=== EXERCISE BRIEF ===
Every line of the data below should be retyped exactly.

Interface dataset entries:
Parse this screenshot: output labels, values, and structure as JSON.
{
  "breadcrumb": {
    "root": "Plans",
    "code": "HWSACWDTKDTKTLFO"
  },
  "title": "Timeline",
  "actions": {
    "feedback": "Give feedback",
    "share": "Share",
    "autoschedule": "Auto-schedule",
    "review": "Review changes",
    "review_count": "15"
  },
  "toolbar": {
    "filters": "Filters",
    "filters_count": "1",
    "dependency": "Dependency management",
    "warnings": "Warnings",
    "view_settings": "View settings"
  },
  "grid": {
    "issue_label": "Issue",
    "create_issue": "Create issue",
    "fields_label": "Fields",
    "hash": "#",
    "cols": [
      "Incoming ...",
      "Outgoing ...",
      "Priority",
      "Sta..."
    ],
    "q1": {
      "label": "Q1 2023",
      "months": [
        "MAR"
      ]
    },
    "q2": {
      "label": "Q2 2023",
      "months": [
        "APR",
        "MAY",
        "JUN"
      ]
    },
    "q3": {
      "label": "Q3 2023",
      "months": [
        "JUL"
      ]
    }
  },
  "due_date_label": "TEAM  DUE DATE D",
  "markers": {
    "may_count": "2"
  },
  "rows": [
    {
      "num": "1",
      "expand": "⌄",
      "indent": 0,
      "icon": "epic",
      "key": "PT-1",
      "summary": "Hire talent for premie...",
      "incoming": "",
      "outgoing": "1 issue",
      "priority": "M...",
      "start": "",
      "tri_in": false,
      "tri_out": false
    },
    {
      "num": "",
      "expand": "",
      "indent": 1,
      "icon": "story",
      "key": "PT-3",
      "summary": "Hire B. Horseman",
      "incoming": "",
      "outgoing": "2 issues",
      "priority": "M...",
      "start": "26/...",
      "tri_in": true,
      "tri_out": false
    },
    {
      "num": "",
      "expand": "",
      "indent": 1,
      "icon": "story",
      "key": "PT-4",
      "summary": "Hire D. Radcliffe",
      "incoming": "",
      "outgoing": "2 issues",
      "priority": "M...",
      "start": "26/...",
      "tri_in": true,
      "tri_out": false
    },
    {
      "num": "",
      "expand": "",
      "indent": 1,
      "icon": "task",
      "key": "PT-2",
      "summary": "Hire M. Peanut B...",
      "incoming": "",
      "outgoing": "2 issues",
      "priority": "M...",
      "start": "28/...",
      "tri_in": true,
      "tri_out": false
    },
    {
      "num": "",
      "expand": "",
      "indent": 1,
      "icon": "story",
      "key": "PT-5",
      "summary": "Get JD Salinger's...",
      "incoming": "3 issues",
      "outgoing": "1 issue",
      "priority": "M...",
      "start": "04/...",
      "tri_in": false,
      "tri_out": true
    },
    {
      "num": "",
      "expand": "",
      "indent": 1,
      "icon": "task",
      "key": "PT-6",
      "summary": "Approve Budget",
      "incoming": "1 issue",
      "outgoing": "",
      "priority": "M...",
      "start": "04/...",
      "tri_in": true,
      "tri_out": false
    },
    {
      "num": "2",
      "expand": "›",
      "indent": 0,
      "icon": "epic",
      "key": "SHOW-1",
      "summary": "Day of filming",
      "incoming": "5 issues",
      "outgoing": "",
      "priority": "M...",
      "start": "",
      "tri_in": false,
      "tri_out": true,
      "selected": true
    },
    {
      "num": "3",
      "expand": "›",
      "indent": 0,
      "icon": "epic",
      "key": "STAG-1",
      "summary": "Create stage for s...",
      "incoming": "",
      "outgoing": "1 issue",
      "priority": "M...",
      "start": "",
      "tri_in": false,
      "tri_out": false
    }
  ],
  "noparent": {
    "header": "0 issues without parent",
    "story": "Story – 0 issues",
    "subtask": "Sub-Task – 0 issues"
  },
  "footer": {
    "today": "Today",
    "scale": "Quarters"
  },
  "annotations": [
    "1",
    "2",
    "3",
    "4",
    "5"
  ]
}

=== ANSWER SECTION ===
Parse this screenshot: output labels, values, and structure as JSON.
{
  "breadcrumb": {
    "root": "Plans",
    "code": "HWSACWDTKDTKTLFO"
  },
  "title": "Timeline",
  "actions": {
    "feedback": "Give feedback",
    "share": "Share",
    "autoschedule": "Auto-schedule",
    "review": "Review changes",
    "review_count": "15"
  },
  "toolbar": {
    "filters": "Filters",
    "filters_count": "1",
    "dependency": "Dependency management",
    "warnings": "Warnings",
    "view_settings": "View settings"
  },
  "grid": {
    "issue_label": "Issue",
    "create_issue": "Create issue",
    "fields_label": "Fields",
    "hash": "#",
    "cols": [
      "Incoming ...",
      "Outgoing ...",
      "Priority",
      "Sta..."
    ],
    "q1": {
      "label": "Q1 2023",
      "months": [
        "MAR"
      ]
    },
    "q2": {
      "label": "Q2 2023",
      "months": [
        "APR",
        "MAY",
        "JUN"
      ]
    },
    "q3": {
      "label": "Q3 2023",
      "months": [
        "JUL"
      ]
    }
  },
  "due_date_label": "TEAM  DUE DATE D",
  "markers": {
    "may_count": "2"
  },
  "rows": [
    {
      "num": "1",
      "expand": "⌄",
      "indent": 0,
      "icon": "epic",
      "key": "PT-1",
      "summary": "Hire talent for premie...",
      "incoming": "",
      "outgoing": "1 issue",
      "priority": "M...",
      "start": "",
      "tri_in": false,
      "tri_out": false
    },
    {
      "num": "",
      "expand": "",
      "indent": 1,
      "icon": "story",
      "key": "PT-3",
      "summary": "Hire B. Horseman",
      "incoming": "",
      "outgoing": "2 issues",
      "priority": "M...",
      "start": "26/...",
      "tri_in": true,
      "tri_out": false
    },
    {
      "num": "",
      "expand": "",
      "indent": 1,
      "icon": "story",
      "key": "PT-4",
      "summary": "Hire D. Radcliffe",
      "incoming": "",
      "outgoing": "2 issues",
      "priority": "M...",
      "start": "26/...",
      "tri_in": true,
      "tri_out": false
    },
    {
      "num": "",
      "expand": "",
      "indent": 1,
      "icon": "task",
      "key": "PT-2",
      "summary": "Hire M. Peanut B...",
      "incoming": "",
      "outgoing": "2 issues",
      "priority": "M...",
      "start": "28/...",
      "tri_in": true,
      "tri_out": false
    },
    {
      "num": "",
      "expand": "",
      "indent": 1,
      "icon": "story",
      "key": "PT-5",
      "summary": "Get JD Salinger's...",
      "incoming": "3 issues",
      "outgoing": "1 issue",
      "priority": "M...",
      "start": "04/...",
      "tri_in": false,
      "tri_out": true
    },
    {
      "num": "",
      "expand": "",
      "indent": 1,
      "icon": "task",
      "key": "PT-6",
      "summary": "Approve Budget",
      "incoming": "1 issue",
      "outgoing": "",
      "priority": "M...",
      "start": "04/...",
      "tri_in": true,
      "tri_out": false
    },
    {
      "num": "2",
      "expand": "›",
      "indent": 0,
      "icon": "epic",
      "key": "SHOW-1",
      "summary": "Day of filming",
      "incoming": "5 issues",
      "outgoing": "",
      "priority": "M...",
      "start": "",
      "tri_in": false,
      "tri_out": true,
      "selected": true
    },
    {
      "num": "3",
      "expand": "›",
      "indent": 0,
      "icon": "epic",
      "key": "STAG-1",
      "summary": "Create stage for s...",
      "incoming": "",
      "outgoing": "1 issue",
      "priority": "M...",
      "start": "",
      "tri_in": false,
      "tri_out": false
    }
  ],
  "noparent": {
    "header": "0 issues without parent",
    "story": "Story – 0 issues",
    "subtask": "Sub-Task – 0 issues"
  },
  "footer": {
    "today": "Today",
    "scale": "Quarters"
  },
  "annotations": [
    "1",
    "2",
    "3",
    "4",
    "5"
  ]
}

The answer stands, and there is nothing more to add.